**TASK REQUIREMENTS**. Read through the records. Copy each line that has the word "this".

Interface dataset entries
────

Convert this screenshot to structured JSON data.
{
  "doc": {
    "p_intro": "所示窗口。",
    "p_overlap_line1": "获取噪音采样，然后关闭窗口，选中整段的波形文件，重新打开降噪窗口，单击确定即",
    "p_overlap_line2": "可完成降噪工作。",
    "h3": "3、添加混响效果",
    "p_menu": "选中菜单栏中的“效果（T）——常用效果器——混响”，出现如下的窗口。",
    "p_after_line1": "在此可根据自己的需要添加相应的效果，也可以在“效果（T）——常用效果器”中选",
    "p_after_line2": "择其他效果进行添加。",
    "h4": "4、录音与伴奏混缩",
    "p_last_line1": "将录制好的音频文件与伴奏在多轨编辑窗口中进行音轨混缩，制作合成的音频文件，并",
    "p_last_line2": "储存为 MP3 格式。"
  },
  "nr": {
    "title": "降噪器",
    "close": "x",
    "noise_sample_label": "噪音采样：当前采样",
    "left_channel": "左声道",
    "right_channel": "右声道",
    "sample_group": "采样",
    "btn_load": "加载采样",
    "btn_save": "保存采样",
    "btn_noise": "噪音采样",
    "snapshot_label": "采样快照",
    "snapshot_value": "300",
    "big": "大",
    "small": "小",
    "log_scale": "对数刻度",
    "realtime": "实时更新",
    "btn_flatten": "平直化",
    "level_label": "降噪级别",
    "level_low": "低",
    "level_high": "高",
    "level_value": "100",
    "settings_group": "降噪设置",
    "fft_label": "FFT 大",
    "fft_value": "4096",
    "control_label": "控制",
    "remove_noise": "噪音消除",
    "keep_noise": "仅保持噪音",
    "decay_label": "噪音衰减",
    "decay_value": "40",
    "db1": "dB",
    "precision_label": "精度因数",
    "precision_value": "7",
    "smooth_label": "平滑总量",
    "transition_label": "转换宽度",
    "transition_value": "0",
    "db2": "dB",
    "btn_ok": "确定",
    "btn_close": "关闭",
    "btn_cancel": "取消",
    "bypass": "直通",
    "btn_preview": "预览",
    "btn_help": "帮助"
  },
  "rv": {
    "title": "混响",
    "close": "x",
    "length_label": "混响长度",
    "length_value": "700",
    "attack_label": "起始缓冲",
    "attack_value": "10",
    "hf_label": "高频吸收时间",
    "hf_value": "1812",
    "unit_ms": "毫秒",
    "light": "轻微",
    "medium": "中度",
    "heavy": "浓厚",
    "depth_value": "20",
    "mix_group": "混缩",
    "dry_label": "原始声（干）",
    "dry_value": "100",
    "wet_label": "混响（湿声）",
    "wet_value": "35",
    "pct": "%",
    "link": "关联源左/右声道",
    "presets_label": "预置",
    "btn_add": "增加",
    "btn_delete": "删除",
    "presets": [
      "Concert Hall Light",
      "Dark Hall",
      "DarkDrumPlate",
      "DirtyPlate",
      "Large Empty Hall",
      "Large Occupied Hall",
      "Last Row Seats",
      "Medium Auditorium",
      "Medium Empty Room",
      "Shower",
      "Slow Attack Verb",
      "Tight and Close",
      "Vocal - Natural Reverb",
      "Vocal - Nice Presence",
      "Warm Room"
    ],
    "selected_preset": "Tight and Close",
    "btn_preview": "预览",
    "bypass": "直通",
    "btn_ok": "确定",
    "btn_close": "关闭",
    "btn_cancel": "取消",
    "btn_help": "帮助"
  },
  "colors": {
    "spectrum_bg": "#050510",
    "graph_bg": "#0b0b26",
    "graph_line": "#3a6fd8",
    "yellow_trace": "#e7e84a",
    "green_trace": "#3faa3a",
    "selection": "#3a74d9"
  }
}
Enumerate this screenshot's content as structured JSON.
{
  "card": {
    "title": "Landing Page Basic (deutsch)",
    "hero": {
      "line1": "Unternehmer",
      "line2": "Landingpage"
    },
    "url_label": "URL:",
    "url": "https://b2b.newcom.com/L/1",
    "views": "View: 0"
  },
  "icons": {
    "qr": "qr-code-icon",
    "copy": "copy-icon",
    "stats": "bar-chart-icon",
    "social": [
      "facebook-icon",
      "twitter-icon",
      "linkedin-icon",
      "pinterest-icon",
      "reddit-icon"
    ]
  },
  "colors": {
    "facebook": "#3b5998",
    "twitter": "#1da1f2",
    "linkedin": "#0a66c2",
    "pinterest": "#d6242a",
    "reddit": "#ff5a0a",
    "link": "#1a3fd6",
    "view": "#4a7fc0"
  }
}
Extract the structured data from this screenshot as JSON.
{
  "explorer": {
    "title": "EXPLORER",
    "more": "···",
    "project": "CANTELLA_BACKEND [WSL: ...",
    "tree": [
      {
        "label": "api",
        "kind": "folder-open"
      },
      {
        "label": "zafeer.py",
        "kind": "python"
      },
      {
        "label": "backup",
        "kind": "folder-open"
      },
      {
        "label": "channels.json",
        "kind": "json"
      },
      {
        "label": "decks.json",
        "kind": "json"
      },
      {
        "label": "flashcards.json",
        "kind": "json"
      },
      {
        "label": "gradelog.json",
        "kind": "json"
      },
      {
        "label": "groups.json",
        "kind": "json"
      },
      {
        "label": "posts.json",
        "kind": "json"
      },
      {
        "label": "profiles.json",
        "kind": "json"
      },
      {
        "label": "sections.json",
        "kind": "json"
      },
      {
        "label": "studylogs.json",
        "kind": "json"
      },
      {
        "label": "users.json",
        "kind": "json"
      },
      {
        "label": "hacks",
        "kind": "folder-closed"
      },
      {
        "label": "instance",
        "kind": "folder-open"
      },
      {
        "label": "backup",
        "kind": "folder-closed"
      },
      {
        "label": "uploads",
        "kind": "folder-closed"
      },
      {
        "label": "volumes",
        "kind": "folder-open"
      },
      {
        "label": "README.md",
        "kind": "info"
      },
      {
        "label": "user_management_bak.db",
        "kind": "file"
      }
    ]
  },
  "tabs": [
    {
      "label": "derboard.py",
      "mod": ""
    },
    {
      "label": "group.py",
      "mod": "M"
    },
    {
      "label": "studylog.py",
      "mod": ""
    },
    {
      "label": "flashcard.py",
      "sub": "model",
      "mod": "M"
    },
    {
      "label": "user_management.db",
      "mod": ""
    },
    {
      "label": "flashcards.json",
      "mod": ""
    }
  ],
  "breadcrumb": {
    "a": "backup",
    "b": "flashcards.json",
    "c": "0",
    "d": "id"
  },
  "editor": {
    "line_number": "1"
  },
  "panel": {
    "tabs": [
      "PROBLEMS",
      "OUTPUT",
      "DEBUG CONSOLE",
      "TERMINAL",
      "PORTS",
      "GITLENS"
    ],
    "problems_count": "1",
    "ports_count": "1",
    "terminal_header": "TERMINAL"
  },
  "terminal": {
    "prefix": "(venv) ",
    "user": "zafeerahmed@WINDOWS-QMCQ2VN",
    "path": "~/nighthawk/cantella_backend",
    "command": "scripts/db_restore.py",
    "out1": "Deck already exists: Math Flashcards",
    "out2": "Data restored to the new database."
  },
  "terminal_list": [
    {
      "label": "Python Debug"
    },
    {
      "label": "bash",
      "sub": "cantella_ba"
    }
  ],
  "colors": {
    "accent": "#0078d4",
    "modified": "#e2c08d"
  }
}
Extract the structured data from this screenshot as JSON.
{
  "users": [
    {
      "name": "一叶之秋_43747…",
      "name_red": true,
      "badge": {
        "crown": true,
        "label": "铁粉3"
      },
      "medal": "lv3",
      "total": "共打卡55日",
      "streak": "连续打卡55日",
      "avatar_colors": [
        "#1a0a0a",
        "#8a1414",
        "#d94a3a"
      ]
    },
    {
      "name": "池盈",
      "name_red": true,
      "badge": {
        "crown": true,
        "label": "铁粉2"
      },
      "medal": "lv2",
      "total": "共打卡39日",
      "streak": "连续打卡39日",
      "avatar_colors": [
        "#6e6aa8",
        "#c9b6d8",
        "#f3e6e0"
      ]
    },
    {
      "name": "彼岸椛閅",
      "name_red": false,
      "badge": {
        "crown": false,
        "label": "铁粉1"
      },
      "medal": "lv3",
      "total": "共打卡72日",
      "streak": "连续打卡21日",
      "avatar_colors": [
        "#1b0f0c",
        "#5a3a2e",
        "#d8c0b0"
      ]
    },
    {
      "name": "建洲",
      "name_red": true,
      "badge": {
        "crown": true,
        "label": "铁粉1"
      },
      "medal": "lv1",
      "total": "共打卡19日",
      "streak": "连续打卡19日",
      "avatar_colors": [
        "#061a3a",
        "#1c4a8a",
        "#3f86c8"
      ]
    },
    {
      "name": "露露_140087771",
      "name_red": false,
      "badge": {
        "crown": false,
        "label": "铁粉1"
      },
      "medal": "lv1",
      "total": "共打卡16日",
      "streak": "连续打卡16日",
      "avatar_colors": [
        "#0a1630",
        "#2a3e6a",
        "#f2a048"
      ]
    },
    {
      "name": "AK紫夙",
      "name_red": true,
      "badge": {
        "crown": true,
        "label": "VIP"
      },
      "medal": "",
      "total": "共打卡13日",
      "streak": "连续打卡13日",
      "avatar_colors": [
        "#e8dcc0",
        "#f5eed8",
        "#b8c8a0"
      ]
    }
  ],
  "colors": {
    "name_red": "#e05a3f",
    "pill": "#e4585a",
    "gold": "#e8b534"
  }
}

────

**EXERCISE ANSWER**.
Convert this screenshot to structured JSON data.
Enumerate this screenshot's content as structured JSON.
Extract the structured data from this screenshot as JSON.
Extract the structured data from this screenshot as JSON.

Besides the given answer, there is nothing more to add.